** Opening DATA FOR ANALYSIS block **

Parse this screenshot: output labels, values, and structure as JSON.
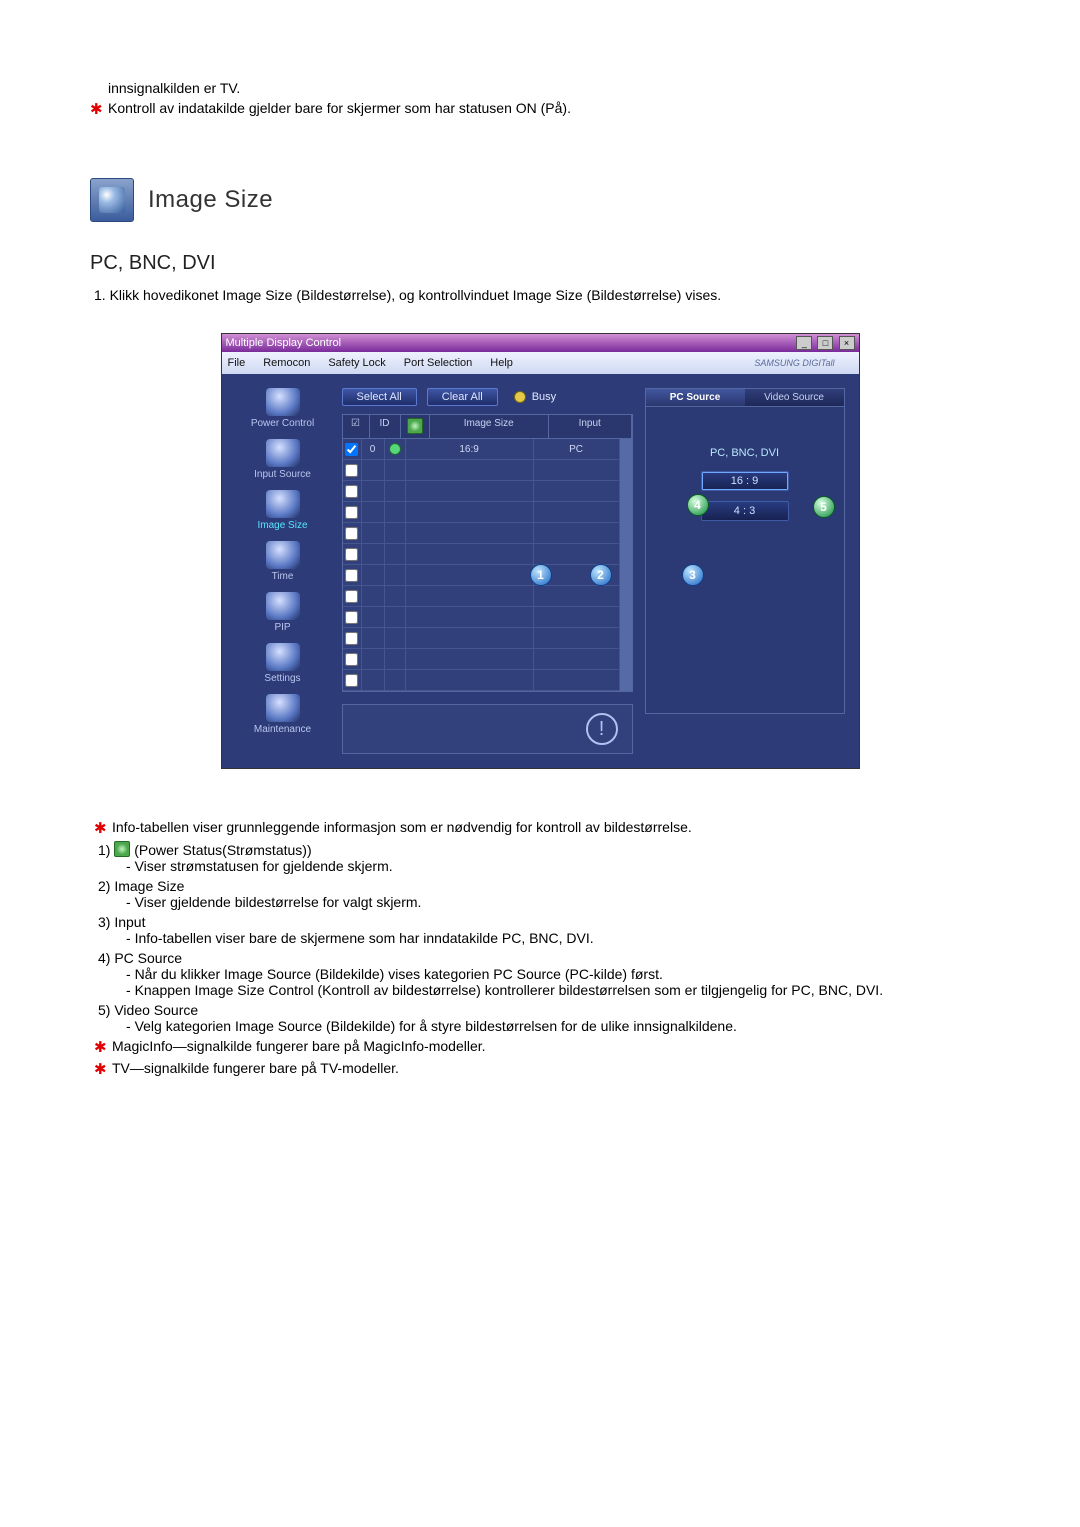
{
  "prelude": {
    "line1": "innsignalkilden er TV.",
    "line2": "Kontroll av indatakilde gjelder bare for skjermer som har statusen ON (På)."
  },
  "section_title": "Image Size",
  "subhead": "PC, BNC, DVI",
  "intro_item": "1.  Klikk hovedikonet Image Size (Bildestørrelse), og kontrollvinduet Image Size (Bildestørrelse) vises.",
  "app": {
    "title": "Multiple Display Control",
    "menu": [
      "File",
      "Remocon",
      "Safety Lock",
      "Port Selection",
      "Help"
    ],
    "brand": "SAMSUNG DIGITall",
    "buttons": {
      "select_all": "Select All",
      "clear_all": "Clear All"
    },
    "busy": "Busy",
    "sidebar": [
      "Power Control",
      "Input Source",
      "Image Size",
      "Time",
      "PIP",
      "Settings",
      "Maintenance"
    ],
    "grid": {
      "headers": {
        "id": "ID",
        "image_size": "Image Size",
        "input": "Input"
      },
      "row": {
        "id": "0",
        "image_size": "16:9",
        "input": "PC"
      }
    },
    "tabs": {
      "pc": "PC Source",
      "video": "Video Source"
    },
    "pclabel": "PC, BNC, DVI",
    "ratios": [
      "16 : 9",
      "4 : 3"
    ]
  },
  "notes": {
    "star1": "Info-tabellen viser grunnleggende informasjon som er nødvendig for kontroll av bildestørrelse.",
    "n1_a": "(Power Status(Strømstatus))",
    "n1_b": "Viser strømstatusen for gjeldende skjerm.",
    "n2_a": "Image Size",
    "n2_b": "Viser gjeldende bildestørrelse for valgt skjerm.",
    "n3_a": "Input",
    "n3_b": "Info-tabellen viser bare de skjermene som har inndatakilde PC, BNC, DVI.",
    "n4_a": "PC Source",
    "n4_b": "Når du klikker Image Source (Bildekilde) vises kategorien PC Source (PC-kilde) først.",
    "n4_c": "Knappen Image Size Control (Kontroll av bildestørrelse) kontrollerer bildestørrelsen som er tilgjengelig for PC, BNC, DVI.",
    "n5_a": "Video Source",
    "n5_b": "Velg kategorien Image Source (Bildekilde) for å styre bildestørrelsen for de ulike innsignalkildene.",
    "star2": "MagicInfo—signalkilde fungerer bare på MagicInfo-modeller.",
    "star3": "TV—signalkilde fungerer bare på TV-modeller."
  },
  "labels": {
    "n1_num": "1) ",
    "n2_num": "2)  ",
    "n3_num": "3)  ",
    "n4_num": "4)  ",
    "n5_num": "5)  "
  }
}
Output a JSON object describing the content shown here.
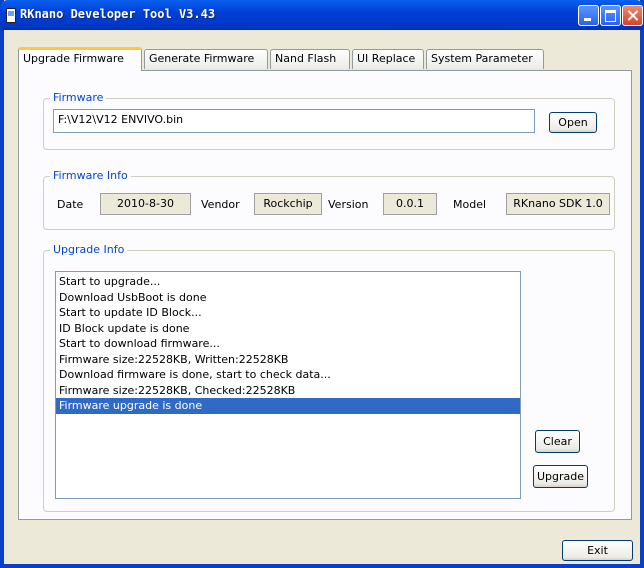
{
  "window": {
    "title": "RKnano Developer Tool V3.43"
  },
  "tabs": [
    "Upgrade Firmware",
    "Generate Firmware",
    "Nand Flash",
    "UI Replace",
    "System Parameter"
  ],
  "firmware": {
    "caption": "Firmware",
    "path": "F:\\V12\\V12 ENVIVO.bin",
    "open_label": "Open"
  },
  "firmware_info": {
    "caption": "Firmware Info",
    "date_label": "Date",
    "date": "2010-8-30",
    "vendor_label": "Vendor",
    "vendor": "Rockchip",
    "version_label": "Version",
    "version": "0.0.1",
    "model_label": "Model",
    "model": "RKnano SDK 1.0"
  },
  "upgrade_info": {
    "caption": "Upgrade Info",
    "log": [
      "Start to upgrade...",
      "Download UsbBoot is done",
      "Start to update ID Block...",
      "ID Block update is done",
      "Start to download firmware...",
      "Firmware size:22528KB, Written:22528KB",
      "Download firmware is done, start to check data...",
      "Firmware size:22528KB, Checked:22528KB",
      "Firmware upgrade is done"
    ],
    "selected_line": "Firmware upgrade is done",
    "clear_label": "Clear",
    "upgrade_label": "Upgrade"
  },
  "exit_label": "Exit",
  "colors": {
    "titlebar": "#0040D8",
    "caption": "#0046D5",
    "selection": "#316AC5",
    "active_tab_accent": "#FFC83C"
  }
}
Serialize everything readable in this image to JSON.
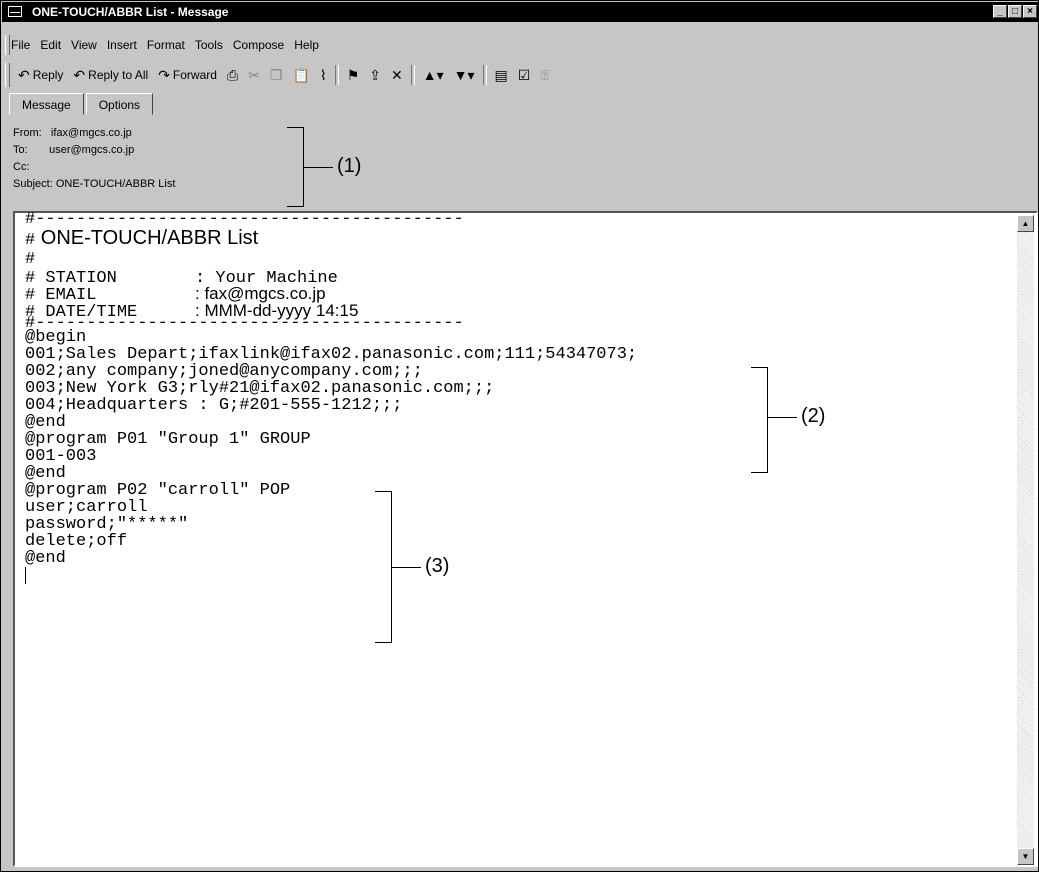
{
  "window": {
    "title": "ONE-TOUCH/ABBR List - Message",
    "controls": [
      "_",
      "□",
      "×"
    ]
  },
  "menu": [
    "File",
    "Edit",
    "View",
    "Insert",
    "Format",
    "Tools",
    "Compose",
    "Help"
  ],
  "toolbar": {
    "reply": "Reply",
    "reply_all": "Reply to All",
    "forward": "Forward"
  },
  "tabs": [
    "Message",
    "Options"
  ],
  "header": {
    "from_label": "From:",
    "from_value": "ifax@mgcs.co.jp",
    "to_label": "To:",
    "to_value": "user@mgcs.co.jp",
    "cc_label": "Cc:",
    "cc_value": "",
    "subject_label": "Subject:",
    "subject_value": "ONE-TOUCH/ABBR List"
  },
  "callouts": [
    "(1)",
    "(2)",
    "(3)"
  ],
  "body": {
    "dash_line": "#------------------------------------------",
    "title": "ONE-TOUCH/ABBR List",
    "hash": "#",
    "station_key": "# STATION",
    "station_val": ": Your Machine",
    "email_key": "# EMAIL",
    "email_val": ": fax@mgcs.co.jp",
    "date_key": "# DATE/TIME",
    "date_val": ": MMM-dd-yyyy 14:15",
    "lines": [
      "@begin",
      "001;Sales Depart;ifaxlink@ifax02.panasonic.com;111;54347073;",
      "002;any company;joned@anycompany.com;;;",
      "003;New York G3;rly#21@ifax02.panasonic.com;;;",
      "004;Headquarters : G;#201-555-1212;;;",
      "@end",
      "@program P01 \"Group 1\" GROUP",
      "001-003",
      "@end",
      "@program P02 \"carroll\" POP",
      "user;carroll",
      "password;\"*****\"",
      "delete;off",
      "@end"
    ]
  }
}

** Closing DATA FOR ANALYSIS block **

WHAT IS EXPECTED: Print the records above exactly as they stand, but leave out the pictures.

SOLUTION TO THIS TASK:
Parse this screenshot: output labels, values, and structure as JSON.
{
  "prelude": {
    "line1": "innsignalkilden er TV.",
    "line2": "Kontroll av indatakilde gjelder bare for skjermer som har statusen ON (På)."
  },
  "section_title": "Image Size",
  "subhead": "PC, BNC, DVI",
  "intro_item": "1.  Klikk hovedikonet Image Size (Bildestørrelse), og kontrollvinduet Image Size (Bildestørrelse) vises.",
  "app": {
    "title": "Multiple Display Control",
    "menu": [
      "File",
      "Remocon",
      "Safety Lock",
      "Port Selection",
      "Help"
    ],
    "brand": "SAMSUNG DIGITall",
    "buttons": {
      "select_all": "Select All",
      "clear_all": "Clear All"
    },
    "busy": "Busy",
    "sidebar": [
      "Power Control",
      "Input Source",
      "Image Size",
      "Time",
      "PIP",
      "Settings",
      "Maintenance"
    ],
    "grid": {
      "headers": {
        "id": "ID",
        "image_size": "Image Size",
        "input": "Input"
      },
      "row": {
        "id": "0",
        "image_size": "16:9",
        "input": "PC"
      }
    },
    "tabs": {
      "pc": "PC Source",
      "video": "Video Source"
    },
    "pclabel": "PC, BNC, DVI",
    "ratios": [
      "16 : 9",
      "4 : 3"
    ]
  },
  "notes": {
    "star1": "Info-tabellen viser grunnleggende informasjon som er nødvendig for kontroll av bildestørrelse.",
    "n1_a": "(Power Status(Strømstatus))",
    "n1_b": "Viser strømstatusen for gjeldende skjerm.",
    "n2_a": "Image Size",
    "n2_b": "Viser gjeldende bildestørrelse for valgt skjerm.",
    "n3_a": "Input",
    "n3_b": "Info-tabellen viser bare de skjermene som har inndatakilde PC, BNC, DVI.",
    "n4_a": "PC Source",
    "n4_b": "Når du klikker Image Source (Bildekilde) vises kategorien PC Source (PC-kilde) først.",
    "n4_c": "Knappen Image Size Control (Kontroll av bildestørrelse) kontrollerer bildestørrelsen som er tilgjengelig for PC, BNC, DVI.",
    "n5_a": "Video Source",
    "n5_b": "Velg kategorien Image Source (Bildekilde) for å styre bildestørrelsen for de ulike innsignalkildene.",
    "star2": "MagicInfo—signalkilde fungerer bare på MagicInfo-modeller.",
    "star3": "TV—signalkilde fungerer bare på TV-modeller."
  },
  "labels": {
    "n1_num": "1) ",
    "n2_num": "2)  ",
    "n3_num": "3)  ",
    "n4_num": "4)  ",
    "n5_num": "5)  "
  }
}
Output a JSON object describing the content shown here.
{
  "window": {
    "title": "RKnano Developer Tool V3.43"
  },
  "tabs": [
    "Upgrade Firmware",
    "Generate Firmware",
    "Nand Flash",
    "UI Replace",
    "System Parameter"
  ],
  "firmware": {
    "caption": "Firmware",
    "path": "F:\\V12\\V12 ENVIVO.bin",
    "open_label": "Open"
  },
  "firmware_info": {
    "caption": "Firmware Info",
    "date_label": "Date",
    "date": "2010-8-30",
    "vendor_label": "Vendor",
    "vendor": "Rockchip",
    "version_label": "Version",
    "version": "0.0.1",
    "model_label": "Model",
    "model": "RKnano SDK 1.0"
  },
  "upgrade_info": {
    "caption": "Upgrade Info",
    "log": [
      "Start to upgrade...",
      "Download UsbBoot is done",
      "Start to update ID Block...",
      "ID Block update is done",
      "Start to download firmware...",
      "Firmware size:22528KB, Written:22528KB",
      "Download firmware is done, start to check data...",
      "Firmware size:22528KB, Checked:22528KB",
      "Firmware upgrade is done"
    ],
    "selected_line": "Firmware upgrade is done",
    "clear_label": "Clear",
    "upgrade_label": "Upgrade"
  },
  "exit_label": "Exit",
  "colors": {
    "titlebar": "#0040D8",
    "caption": "#0046D5",
    "selection": "#316AC5",
    "active_tab_accent": "#FFC83C"
  }
}
Serialize everything readable in this image to JSON.
{
  "window": {
    "title": "ONE-TOUCH/ABBR List - Message",
    "controls": [
      "_",
      "□",
      "×"
    ]
  },
  "menu": [
    "File",
    "Edit",
    "View",
    "Insert",
    "Format",
    "Tools",
    "Compose",
    "Help"
  ],
  "toolbar": {
    "reply": "Reply",
    "reply_all": "Reply to All",
    "forward": "Forward"
  },
  "tabs": [
    "Message",
    "Options"
  ],
  "header": {
    "from_label": "From:",
    "from_value": "ifax@mgcs.co.jp",
    "to_label": "To:",
    "to_value": "user@mgcs.co.jp",
    "cc_label": "Cc:",
    "cc_value": "",
    "subject_label": "Subject:",
    "subject_value": "ONE-TOUCH/ABBR List"
  },
  "callouts": [
    "(1)",
    "(2)",
    "(3)"
  ],
  "body": {
    "dash_line": "#------------------------------------------",
    "title": "ONE-TOUCH/ABBR List",
    "hash": "#",
    "station_key": "# STATION",
    "station_val": ": Your Machine",
    "email_key": "# EMAIL",
    "email_val": ": fax@mgcs.co.jp",
    "date_key": "# DATE/TIME",
    "date_val": ": MMM-dd-yyyy 14:15",
    "lines": [
      "@begin",
      "001;Sales Depart;ifaxlink@ifax02.panasonic.com;111;54347073;",
      "002;any company;joned@anycompany.com;;;",
      "003;New York G3;rly#21@ifax02.panasonic.com;;;",
      "004;Headquarters : G;#201-555-1212;;;",
      "@end",
      "@program P01 \"Group 1\" GROUP",
      "001-003",
      "@end",
      "@program P02 \"carroll\" POP",
      "user;carroll",
      "password;\"*****\"",
      "delete;off",
      "@end"
    ]
  }
}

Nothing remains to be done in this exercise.